— About this exercise —
Return copies of the lines below that mention "reversePortType".

Data section start

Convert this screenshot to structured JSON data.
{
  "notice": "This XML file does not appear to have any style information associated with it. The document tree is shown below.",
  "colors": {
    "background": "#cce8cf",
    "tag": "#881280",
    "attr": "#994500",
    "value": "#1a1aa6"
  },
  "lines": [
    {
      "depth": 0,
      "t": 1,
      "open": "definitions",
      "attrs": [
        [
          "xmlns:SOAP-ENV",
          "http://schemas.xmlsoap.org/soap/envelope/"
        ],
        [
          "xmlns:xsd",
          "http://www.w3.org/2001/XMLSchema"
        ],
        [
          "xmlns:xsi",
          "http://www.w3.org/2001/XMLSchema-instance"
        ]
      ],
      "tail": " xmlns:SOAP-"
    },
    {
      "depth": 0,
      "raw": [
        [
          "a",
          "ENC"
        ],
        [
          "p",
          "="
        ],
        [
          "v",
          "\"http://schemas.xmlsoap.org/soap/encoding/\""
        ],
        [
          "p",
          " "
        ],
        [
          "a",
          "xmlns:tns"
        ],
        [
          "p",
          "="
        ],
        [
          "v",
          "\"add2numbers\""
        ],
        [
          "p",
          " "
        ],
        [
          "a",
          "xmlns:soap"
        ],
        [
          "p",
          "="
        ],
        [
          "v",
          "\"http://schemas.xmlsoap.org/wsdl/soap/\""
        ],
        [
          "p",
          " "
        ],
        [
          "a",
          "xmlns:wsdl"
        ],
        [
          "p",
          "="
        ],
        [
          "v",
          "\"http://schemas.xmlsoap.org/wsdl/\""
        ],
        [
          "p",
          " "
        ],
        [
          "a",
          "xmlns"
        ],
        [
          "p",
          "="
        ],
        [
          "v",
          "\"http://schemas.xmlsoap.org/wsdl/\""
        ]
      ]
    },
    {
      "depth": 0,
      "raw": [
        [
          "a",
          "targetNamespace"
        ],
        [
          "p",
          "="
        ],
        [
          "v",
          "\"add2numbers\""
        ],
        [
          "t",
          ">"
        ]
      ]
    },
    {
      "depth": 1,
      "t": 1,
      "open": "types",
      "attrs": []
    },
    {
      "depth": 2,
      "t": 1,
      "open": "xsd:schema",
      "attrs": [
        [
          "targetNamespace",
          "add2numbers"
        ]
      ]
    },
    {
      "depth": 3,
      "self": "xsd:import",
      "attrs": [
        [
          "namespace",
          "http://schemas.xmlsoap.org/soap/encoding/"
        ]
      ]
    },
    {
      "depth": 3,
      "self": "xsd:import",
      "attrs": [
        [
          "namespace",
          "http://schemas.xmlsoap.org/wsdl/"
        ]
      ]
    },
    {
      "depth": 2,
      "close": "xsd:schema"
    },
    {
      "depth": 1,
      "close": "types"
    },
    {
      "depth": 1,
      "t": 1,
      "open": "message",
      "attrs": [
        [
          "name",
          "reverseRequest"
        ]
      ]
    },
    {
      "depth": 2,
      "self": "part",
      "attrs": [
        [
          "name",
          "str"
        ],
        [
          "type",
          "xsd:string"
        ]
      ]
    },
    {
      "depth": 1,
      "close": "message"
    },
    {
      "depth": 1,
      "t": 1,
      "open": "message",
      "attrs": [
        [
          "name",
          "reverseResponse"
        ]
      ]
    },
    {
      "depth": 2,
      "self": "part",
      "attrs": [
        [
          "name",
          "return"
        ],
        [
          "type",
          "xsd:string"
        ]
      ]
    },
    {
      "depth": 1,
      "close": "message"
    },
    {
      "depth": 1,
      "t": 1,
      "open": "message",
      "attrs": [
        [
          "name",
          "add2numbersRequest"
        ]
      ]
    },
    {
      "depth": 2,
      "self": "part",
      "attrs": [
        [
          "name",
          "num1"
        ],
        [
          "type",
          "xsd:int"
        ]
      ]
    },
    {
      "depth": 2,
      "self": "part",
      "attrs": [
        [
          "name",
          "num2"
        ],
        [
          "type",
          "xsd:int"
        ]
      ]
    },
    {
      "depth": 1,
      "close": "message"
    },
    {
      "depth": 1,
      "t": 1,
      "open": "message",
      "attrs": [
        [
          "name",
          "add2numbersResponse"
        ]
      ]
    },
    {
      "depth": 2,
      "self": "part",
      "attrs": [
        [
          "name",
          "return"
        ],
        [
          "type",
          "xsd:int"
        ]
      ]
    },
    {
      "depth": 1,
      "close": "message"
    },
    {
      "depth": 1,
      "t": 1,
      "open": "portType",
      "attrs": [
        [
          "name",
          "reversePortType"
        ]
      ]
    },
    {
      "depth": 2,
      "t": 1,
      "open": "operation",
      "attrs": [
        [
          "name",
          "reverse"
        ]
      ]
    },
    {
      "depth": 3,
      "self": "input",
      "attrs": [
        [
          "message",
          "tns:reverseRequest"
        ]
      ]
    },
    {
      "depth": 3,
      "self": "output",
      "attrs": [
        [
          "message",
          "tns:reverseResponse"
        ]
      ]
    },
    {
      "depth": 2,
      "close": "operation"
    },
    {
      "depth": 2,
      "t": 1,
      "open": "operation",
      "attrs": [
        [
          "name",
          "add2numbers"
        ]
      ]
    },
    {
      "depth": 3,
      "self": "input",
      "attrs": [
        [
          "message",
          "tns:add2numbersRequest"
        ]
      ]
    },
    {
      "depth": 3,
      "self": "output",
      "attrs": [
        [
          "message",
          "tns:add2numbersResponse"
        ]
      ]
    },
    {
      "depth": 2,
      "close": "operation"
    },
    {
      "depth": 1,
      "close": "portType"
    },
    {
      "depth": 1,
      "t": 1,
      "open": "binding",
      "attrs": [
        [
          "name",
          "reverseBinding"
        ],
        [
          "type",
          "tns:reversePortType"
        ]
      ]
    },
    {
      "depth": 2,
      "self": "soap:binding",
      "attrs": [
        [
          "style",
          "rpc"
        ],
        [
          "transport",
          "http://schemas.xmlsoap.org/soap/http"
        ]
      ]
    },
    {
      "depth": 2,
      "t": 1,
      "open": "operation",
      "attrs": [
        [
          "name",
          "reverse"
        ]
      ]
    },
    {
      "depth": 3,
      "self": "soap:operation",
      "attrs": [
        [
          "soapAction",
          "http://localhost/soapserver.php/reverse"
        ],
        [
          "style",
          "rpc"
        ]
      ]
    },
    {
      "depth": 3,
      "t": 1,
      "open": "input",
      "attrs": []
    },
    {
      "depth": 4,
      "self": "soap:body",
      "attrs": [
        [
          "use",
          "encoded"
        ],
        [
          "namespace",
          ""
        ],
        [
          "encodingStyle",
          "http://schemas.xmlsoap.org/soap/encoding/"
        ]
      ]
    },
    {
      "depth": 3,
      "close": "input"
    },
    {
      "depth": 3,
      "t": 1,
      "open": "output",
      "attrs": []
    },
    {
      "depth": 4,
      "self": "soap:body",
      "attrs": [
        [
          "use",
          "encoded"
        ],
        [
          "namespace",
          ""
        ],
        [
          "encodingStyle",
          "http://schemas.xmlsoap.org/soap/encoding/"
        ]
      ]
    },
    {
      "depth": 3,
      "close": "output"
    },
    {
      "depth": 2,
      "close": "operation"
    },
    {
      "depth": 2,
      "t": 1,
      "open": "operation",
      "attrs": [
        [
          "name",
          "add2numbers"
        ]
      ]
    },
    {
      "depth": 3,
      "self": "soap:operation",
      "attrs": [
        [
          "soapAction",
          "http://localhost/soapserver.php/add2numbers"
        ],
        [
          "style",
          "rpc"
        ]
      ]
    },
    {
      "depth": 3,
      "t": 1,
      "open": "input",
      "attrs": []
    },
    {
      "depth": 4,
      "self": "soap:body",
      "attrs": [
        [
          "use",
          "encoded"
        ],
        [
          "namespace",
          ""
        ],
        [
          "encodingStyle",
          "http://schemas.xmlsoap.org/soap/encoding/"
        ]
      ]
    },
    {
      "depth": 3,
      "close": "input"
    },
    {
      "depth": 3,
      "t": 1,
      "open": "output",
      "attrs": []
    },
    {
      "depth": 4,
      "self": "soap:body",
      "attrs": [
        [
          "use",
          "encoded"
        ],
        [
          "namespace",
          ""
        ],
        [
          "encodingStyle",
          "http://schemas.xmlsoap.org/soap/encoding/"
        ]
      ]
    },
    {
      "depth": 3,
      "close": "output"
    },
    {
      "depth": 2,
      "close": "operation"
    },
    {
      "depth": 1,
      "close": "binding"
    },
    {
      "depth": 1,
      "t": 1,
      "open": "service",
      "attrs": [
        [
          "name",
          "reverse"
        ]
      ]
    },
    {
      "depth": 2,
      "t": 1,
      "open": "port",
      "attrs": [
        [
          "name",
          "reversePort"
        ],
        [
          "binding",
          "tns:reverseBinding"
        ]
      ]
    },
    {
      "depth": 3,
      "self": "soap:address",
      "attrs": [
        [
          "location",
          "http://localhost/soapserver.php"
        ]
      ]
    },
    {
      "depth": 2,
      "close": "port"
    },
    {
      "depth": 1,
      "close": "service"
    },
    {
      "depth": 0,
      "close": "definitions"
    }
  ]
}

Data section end

— Solution below —
          "reversePortType"
          "tns:reversePortType"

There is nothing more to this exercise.